Extracted records:
------------------------------------------------------------
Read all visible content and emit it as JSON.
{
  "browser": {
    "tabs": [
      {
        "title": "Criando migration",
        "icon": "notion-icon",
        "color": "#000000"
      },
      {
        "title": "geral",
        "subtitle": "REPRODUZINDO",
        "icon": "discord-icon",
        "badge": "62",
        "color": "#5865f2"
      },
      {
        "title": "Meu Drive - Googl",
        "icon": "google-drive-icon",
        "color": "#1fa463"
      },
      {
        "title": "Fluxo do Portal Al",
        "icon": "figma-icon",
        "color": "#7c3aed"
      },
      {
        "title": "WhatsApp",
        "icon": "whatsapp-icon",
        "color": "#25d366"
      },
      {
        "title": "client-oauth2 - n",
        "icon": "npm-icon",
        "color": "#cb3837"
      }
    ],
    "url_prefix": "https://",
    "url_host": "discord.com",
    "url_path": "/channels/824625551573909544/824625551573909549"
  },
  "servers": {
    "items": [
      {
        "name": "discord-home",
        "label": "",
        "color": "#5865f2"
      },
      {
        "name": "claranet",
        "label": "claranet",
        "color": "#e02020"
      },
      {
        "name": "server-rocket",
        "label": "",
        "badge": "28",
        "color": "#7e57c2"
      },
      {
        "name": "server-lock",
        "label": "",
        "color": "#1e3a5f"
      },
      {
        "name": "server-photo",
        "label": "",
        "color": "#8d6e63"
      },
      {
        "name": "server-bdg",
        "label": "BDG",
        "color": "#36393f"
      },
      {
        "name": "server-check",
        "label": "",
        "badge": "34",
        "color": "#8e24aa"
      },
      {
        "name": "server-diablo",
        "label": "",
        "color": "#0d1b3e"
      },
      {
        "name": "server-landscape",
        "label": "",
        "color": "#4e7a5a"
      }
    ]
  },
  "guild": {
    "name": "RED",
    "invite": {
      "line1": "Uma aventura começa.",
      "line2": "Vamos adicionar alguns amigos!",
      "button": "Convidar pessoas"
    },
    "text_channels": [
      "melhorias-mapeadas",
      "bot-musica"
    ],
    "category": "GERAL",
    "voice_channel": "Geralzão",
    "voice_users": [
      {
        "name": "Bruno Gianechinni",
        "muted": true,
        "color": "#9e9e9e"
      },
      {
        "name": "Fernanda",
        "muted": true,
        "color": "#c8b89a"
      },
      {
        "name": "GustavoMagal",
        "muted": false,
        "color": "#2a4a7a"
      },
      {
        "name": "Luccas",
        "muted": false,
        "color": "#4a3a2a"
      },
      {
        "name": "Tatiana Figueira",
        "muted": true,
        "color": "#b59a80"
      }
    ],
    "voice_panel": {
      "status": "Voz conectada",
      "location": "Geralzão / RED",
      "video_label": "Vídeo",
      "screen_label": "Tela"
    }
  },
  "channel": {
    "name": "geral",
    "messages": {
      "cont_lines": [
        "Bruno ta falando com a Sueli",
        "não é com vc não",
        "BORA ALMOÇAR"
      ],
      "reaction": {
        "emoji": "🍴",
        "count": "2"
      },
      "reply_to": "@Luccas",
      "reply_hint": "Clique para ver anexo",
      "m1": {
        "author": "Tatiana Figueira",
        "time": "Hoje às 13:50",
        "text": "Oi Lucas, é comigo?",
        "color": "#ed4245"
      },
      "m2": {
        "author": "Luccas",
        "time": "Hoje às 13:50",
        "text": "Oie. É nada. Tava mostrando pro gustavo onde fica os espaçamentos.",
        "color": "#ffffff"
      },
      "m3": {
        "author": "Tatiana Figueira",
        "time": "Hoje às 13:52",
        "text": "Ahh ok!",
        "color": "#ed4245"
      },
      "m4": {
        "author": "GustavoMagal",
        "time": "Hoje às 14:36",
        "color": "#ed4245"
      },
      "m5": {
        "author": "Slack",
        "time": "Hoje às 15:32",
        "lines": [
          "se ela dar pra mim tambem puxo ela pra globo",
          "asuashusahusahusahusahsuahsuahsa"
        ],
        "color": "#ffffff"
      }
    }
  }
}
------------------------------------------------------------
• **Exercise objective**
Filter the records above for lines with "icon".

• **Response area**
        "icon": "notion-icon",
        "icon": "discord-icon",
        "icon": "google-drive-icon",
        "icon": "figma-icon",
        "icon": "whatsapp-icon",
        "icon": "npm-icon",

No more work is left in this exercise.